The City Market: Getting Food Together

Today, Alyssa, Caleb, and I went to The City Market along the river in KC. It was probably my first real experience bumming around the city, and there were so many people there! After we picked up some fresh veggies (everything in the photos below was less than $20), we hit up The Farmhouse for some locally grown brunch--french toast served with local fruit and molasses whipped cream, and the best hominy grits I've ever had in my life. I'm glad we made it back home early, though. By this afternoon it was pushing over 100°! Here's a look at our success:

Altogether, we ended up with a few pounds of cucumbers, couple garlic bulbs, a half-dozen ears of sweetcorn, 5 or 6 peaches, a bunch of fresh dill, some freshly ground black pepper (the spice market was my favorite--ooh, the smells!), some fresh-baked pita from a local bakery, and about a pound of jalapenos and serranos. 

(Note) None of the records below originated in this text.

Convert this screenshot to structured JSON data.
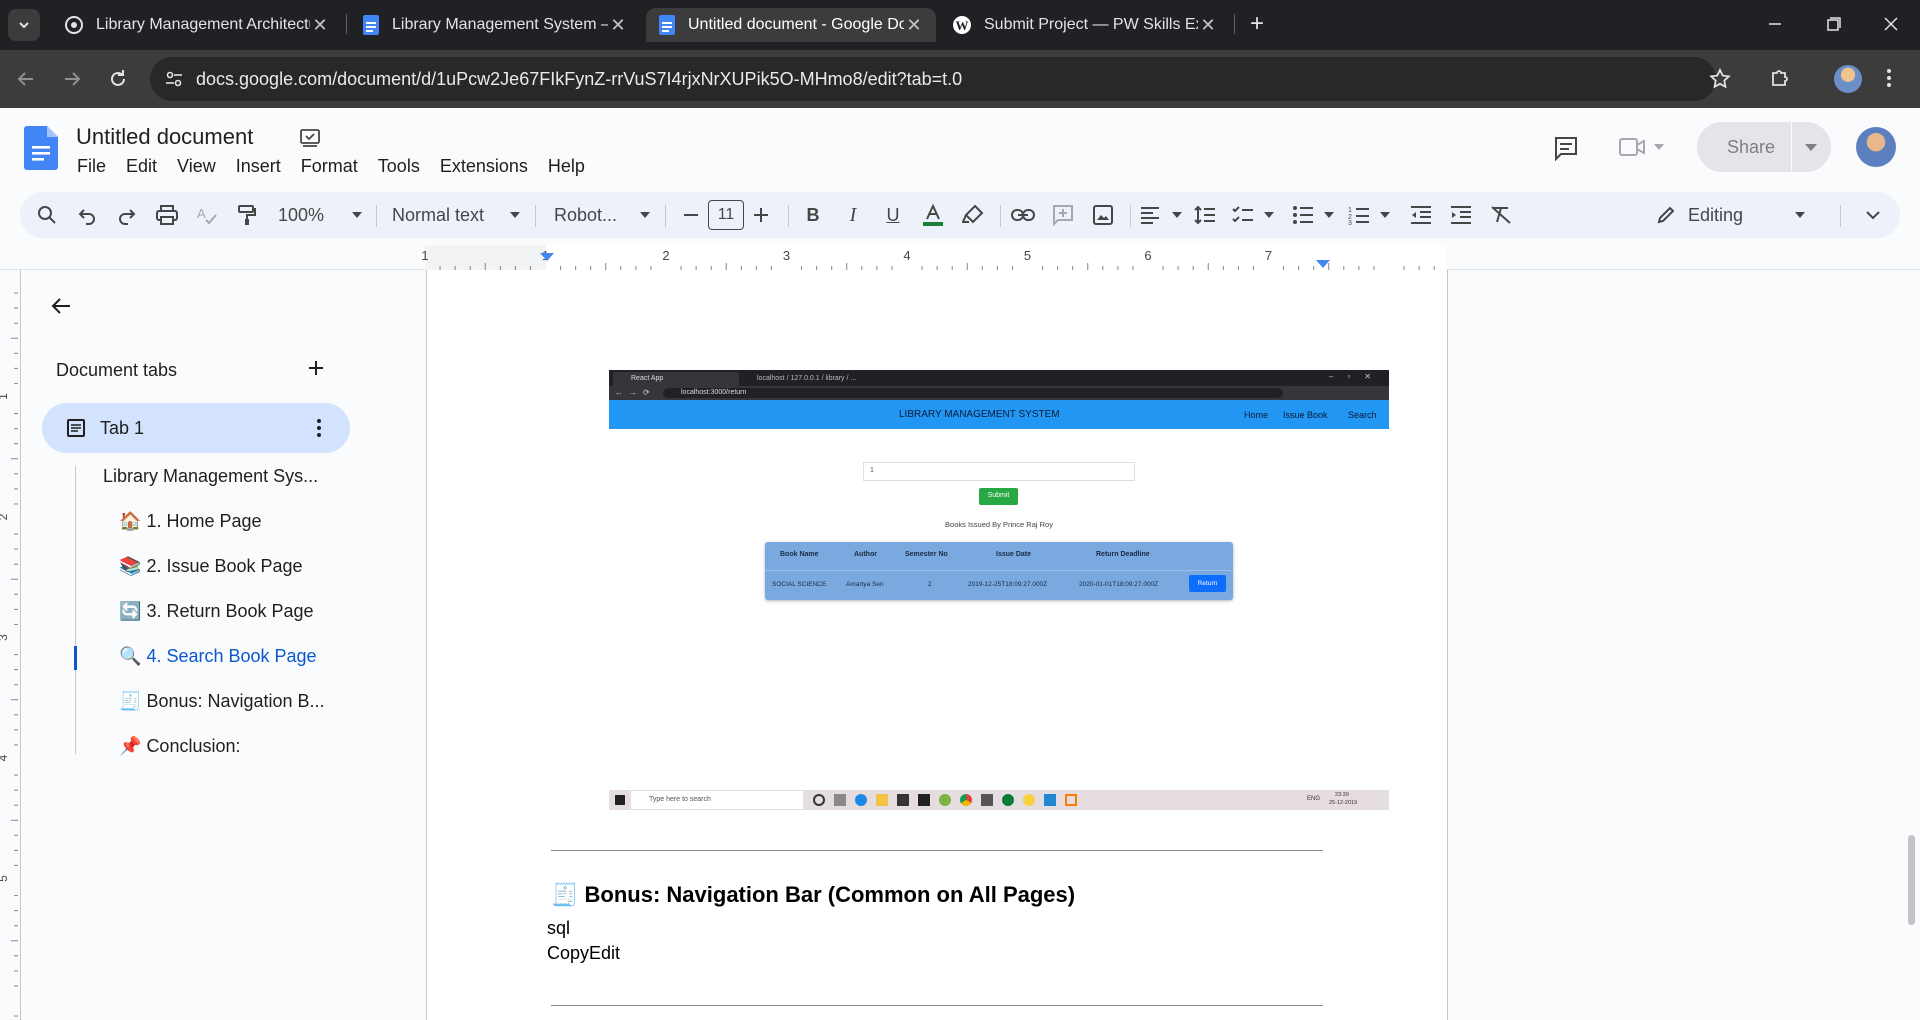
{
  "browser": {
    "tabs": [
      {
        "title": "Library Management Architectu",
        "icon": "chatgpt-icon"
      },
      {
        "title": "Library Management System – /",
        "icon": "google-docs-icon"
      },
      {
        "title": "Untitled document - Google Do",
        "icon": "google-docs-icon",
        "active": true
      },
      {
        "title": "Submit Project — PW Skills Exp",
        "icon": "wordpress-icon"
      }
    ],
    "url": "docs.google.com/document/d/1uPcw2Je67FIkFynZ-rrVuS7I4rjxNrXUPik5O-MHmo8/edit?tab=t.0"
  },
  "docs": {
    "title": "Untitled document",
    "menu": [
      "File",
      "Edit",
      "View",
      "Insert",
      "Format",
      "Tools",
      "Extensions",
      "Help"
    ],
    "share_label": "Share",
    "toolbar": {
      "zoom": "100%",
      "style": "Normal text",
      "font": "Robot...",
      "font_size": "11",
      "mode": "Editing"
    },
    "ruler_numbers": [
      "1",
      "1",
      "2",
      "3",
      "4",
      "5",
      "6",
      "7"
    ],
    "vruler_numbers": [
      "1",
      "2",
      "3",
      "4",
      "5"
    ]
  },
  "sidebar": {
    "heading": "Document tabs",
    "tab_label": "Tab 1",
    "outline": [
      {
        "emoji": "",
        "text": "Library Management Sys..."
      },
      {
        "emoji": "🏠",
        "text": "1. Home Page"
      },
      {
        "emoji": "📚",
        "text": "2. Issue Book Page"
      },
      {
        "emoji": "🔄",
        "text": "3. Return Book Page"
      },
      {
        "emoji": "🔍",
        "text": "4. Search Book Page",
        "active": true
      },
      {
        "emoji": "🧾",
        "text": "Bonus: Navigation B..."
      },
      {
        "emoji": "📌",
        "text": "Conclusion:"
      }
    ]
  },
  "document": {
    "embedded_screenshot": {
      "browser_tabs": [
        "React App",
        "localhost / 127.0.0.1 / library / ..."
      ],
      "url": "localhost:3000/return",
      "app_title": "LIBRARY MANAGEMENT SYSTEM",
      "nav": [
        "Home",
        "Issue Book",
        "Search"
      ],
      "input_value": "1",
      "submit_label": "Submit",
      "caption": "Books Issued By Prince Raj Roy",
      "table_headers": [
        "Book Name",
        "Author",
        "Semester No",
        "Issue Date",
        "Return Deadline"
      ],
      "table_row": [
        "SOCIAL SCIENCE",
        "Amartya Sen",
        "2",
        "2019-12-25T18:09:27.000Z",
        "2020-01-01T18:09:27.000Z"
      ],
      "return_label": "Return",
      "taskbar_search": "Type here to search",
      "taskbar_lang": "ENG",
      "taskbar_time": "23:39",
      "taskbar_date": "25-12-2019"
    },
    "heading": "Bonus: Navigation Bar (Common on All Pages)",
    "heading_emoji": "🧾",
    "line1": "sql",
    "line2": "CopyEdit"
  },
  "colors": {
    "app_blue": "#2196f3",
    "submit_green": "#28a745",
    "table_blue": "#7aa9e0",
    "docs_blue": "#0b57d0"
  }
}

As we were leaving, I remarked to Caleb that there is a popular stereotype of the farmer's market shopper's image, and that--while there were indeed lots of hippies and yuppies--I was amazed at the eclectic crowd that had gathered together this morning for the universal act of acquiring food. There is something communal about shopping at an open-air market like this that you don't get in an air-conditioned, fluorescent-lit superstore.

Honestly, as Christians, Alyssa and I are simply trying to have the least impact on the environment as we can manage. And if you consider the scriptural edict that humanity sweat and toil for our sustenance, it seems wrong that a majority of our food comes from mass-production farms that either require little else than pushing buttons and running machinery, or--worse--take advantage of migrant laborers.

Does this mean that we'll never go back to a big chain supermarket again? Of course not. Frankly, sometimes it's just easier to make a quick Target run (for a late-night ice cream craving, for instance). But I feel that we shouldn't let that govern the majority of our actions. Christians should be a little more conscientious about these things; we should be asking more questions about  how we can lead sustainable, ethical lives--particularly when it comes to what we eat and where we choose to shop, whether it means doing your weekly shopping at a local farmer's market, or this: 

And that's all I have to say about that.

On a side note, it's been a while since I've canned/pickled anything, and I'm really looking forward to pickling these cucumbers, which are now soaking overnight. I'll post some more photos as I begin the pickling process tomorrow. Looking forward to canning corn for the first time with our new pressure canner, as well!

Peace be with you.